**Problem to work on:** A single number is required: the count of lines in the entries below that include the word "arrow".

───── Stored data ─────

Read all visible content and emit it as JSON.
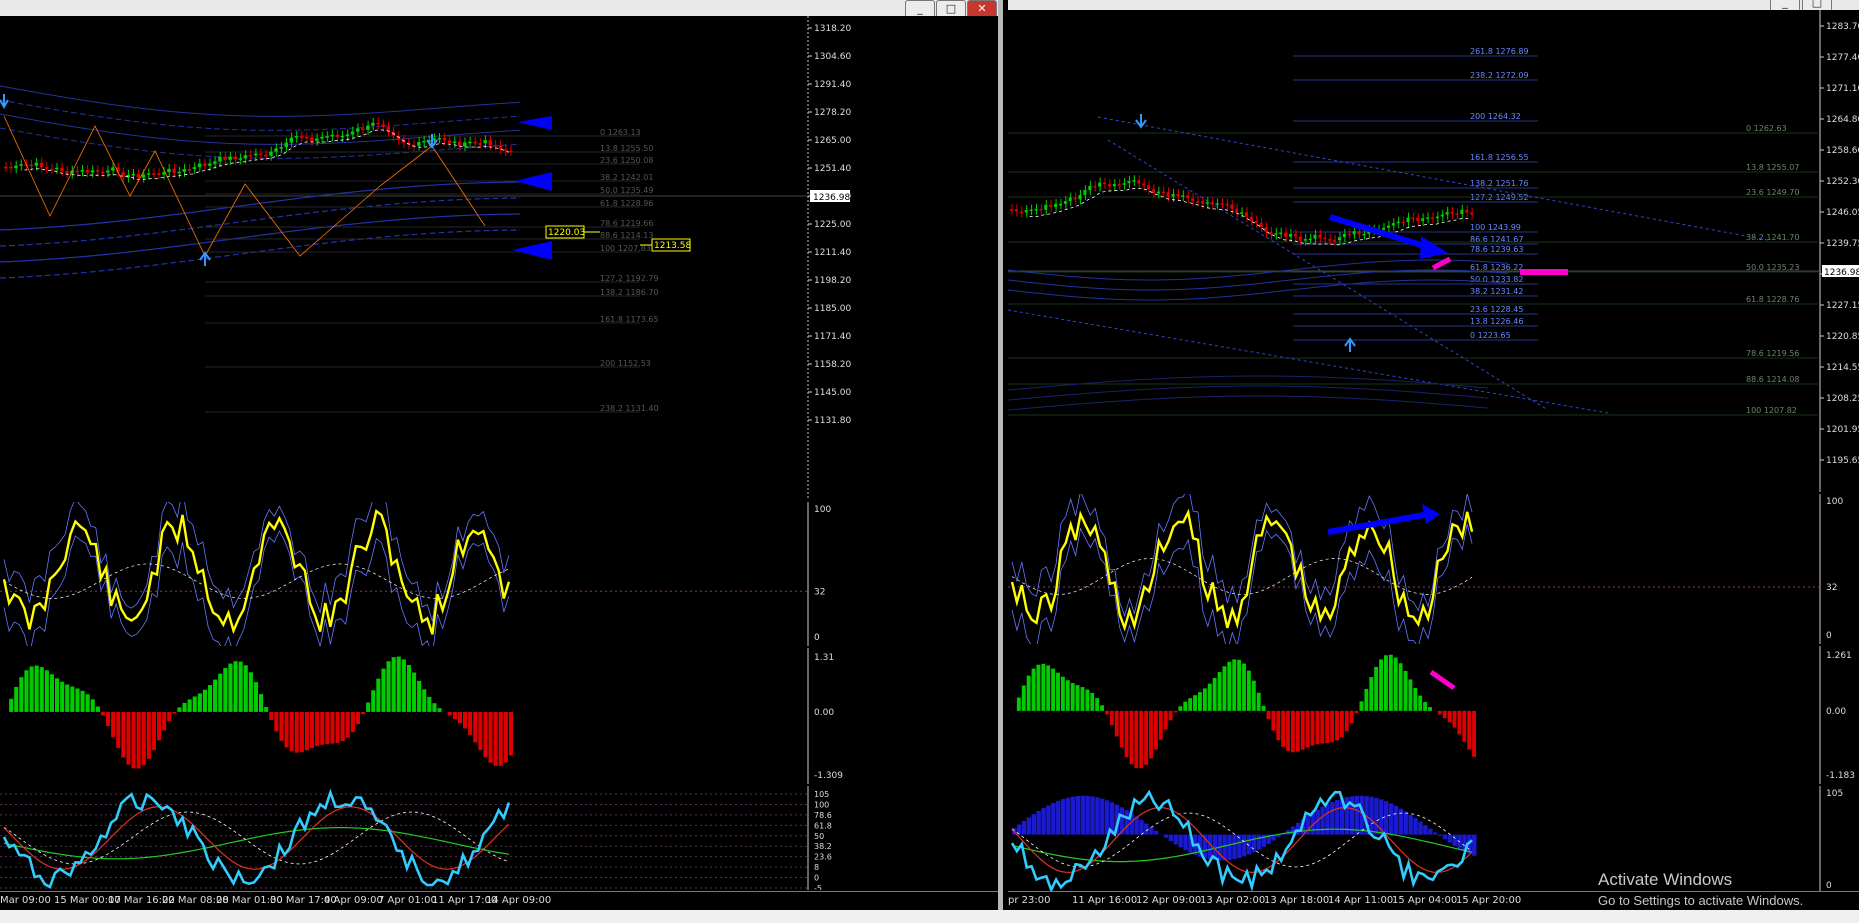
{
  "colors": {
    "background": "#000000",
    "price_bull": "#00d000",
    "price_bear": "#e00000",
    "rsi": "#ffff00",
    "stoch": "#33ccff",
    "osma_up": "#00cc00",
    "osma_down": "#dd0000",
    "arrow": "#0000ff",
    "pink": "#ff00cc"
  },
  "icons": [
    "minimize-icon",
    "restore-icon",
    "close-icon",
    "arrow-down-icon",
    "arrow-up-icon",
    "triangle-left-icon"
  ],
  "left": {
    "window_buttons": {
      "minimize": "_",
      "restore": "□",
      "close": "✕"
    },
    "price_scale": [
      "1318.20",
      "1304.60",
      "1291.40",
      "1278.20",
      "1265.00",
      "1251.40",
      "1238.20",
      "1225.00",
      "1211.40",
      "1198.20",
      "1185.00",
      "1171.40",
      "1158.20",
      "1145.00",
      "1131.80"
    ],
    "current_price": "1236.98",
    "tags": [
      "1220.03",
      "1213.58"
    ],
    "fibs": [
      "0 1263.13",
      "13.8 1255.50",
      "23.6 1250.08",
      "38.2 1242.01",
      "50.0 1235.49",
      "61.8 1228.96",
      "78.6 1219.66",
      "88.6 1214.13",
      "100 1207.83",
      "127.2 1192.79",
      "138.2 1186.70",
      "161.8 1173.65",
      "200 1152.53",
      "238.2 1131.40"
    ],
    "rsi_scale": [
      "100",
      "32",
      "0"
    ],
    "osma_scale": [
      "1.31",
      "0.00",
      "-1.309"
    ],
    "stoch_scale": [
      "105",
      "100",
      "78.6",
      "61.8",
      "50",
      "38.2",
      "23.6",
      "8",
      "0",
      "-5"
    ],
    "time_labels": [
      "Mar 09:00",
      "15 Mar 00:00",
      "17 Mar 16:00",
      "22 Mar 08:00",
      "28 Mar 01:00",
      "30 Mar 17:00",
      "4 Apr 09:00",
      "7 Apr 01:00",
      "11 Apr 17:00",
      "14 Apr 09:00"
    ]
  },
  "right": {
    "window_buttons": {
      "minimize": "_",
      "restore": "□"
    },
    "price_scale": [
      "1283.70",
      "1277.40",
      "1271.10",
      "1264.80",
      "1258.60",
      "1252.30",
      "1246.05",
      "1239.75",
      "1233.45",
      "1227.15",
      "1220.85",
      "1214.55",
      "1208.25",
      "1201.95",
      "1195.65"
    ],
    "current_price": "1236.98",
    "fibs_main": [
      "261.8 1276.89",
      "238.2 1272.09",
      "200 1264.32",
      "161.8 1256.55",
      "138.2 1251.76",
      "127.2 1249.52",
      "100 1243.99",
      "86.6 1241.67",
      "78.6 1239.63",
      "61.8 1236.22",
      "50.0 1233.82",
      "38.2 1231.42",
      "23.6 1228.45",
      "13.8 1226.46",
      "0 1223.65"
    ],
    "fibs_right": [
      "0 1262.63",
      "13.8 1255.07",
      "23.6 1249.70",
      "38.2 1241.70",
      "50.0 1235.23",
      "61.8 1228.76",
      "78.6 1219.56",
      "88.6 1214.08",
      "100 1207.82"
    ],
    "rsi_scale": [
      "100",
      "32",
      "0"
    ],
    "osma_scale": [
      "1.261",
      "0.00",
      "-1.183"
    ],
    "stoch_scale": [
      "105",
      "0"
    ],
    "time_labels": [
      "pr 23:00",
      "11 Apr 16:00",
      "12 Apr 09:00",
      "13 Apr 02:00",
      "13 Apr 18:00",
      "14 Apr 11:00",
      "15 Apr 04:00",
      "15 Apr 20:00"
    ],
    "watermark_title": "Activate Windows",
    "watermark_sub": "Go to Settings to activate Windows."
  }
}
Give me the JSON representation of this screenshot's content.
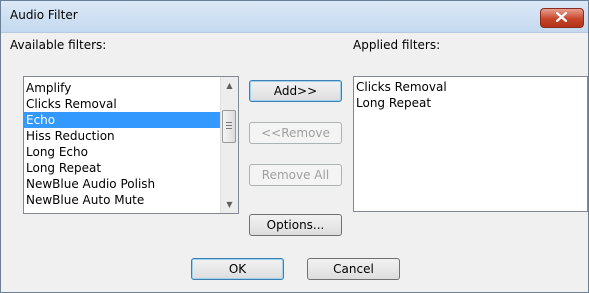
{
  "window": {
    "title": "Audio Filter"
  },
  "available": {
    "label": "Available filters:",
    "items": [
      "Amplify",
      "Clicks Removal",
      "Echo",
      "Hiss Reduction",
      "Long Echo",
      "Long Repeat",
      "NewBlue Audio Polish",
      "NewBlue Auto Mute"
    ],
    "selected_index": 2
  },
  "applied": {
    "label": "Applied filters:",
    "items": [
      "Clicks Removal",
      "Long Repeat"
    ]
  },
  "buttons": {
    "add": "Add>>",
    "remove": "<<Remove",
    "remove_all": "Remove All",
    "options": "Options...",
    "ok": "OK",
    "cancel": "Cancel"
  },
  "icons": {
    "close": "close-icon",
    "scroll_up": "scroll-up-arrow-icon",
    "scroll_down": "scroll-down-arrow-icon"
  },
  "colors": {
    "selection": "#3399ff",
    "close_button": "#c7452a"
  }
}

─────

**Exercise result:** 5